■ **Requirement**
Please say how many lines in the records contain the word "content", giving only the number.

■ **Extracted data**

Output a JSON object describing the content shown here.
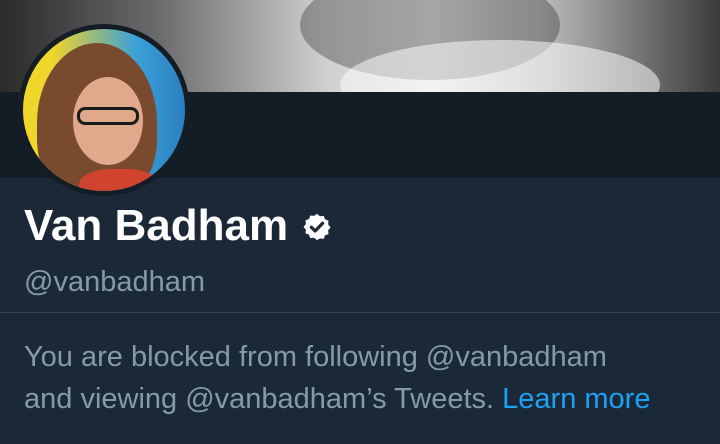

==

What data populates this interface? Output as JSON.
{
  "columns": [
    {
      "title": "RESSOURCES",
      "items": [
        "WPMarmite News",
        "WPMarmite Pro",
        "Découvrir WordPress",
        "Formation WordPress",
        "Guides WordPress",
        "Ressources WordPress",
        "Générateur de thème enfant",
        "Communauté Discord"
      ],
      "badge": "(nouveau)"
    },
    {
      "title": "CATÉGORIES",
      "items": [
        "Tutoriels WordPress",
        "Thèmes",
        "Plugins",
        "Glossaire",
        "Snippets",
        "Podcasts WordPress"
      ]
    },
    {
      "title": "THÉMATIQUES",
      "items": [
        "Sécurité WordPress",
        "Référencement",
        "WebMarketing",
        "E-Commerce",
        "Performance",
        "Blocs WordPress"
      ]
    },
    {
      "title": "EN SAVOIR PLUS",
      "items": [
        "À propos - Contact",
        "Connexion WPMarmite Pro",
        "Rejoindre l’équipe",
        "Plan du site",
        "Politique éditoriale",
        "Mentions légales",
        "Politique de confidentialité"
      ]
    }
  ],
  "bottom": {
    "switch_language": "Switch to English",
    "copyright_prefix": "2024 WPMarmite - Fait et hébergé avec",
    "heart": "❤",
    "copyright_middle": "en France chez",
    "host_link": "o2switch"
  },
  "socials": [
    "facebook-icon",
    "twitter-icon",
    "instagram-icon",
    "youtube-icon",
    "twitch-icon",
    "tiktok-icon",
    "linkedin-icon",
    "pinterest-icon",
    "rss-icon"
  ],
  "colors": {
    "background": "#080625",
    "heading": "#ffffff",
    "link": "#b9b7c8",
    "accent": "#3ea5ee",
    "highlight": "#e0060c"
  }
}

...

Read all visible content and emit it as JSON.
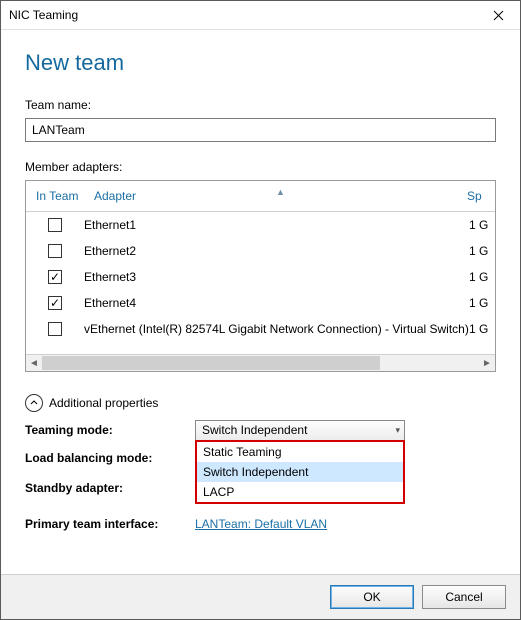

■ **Reply**
2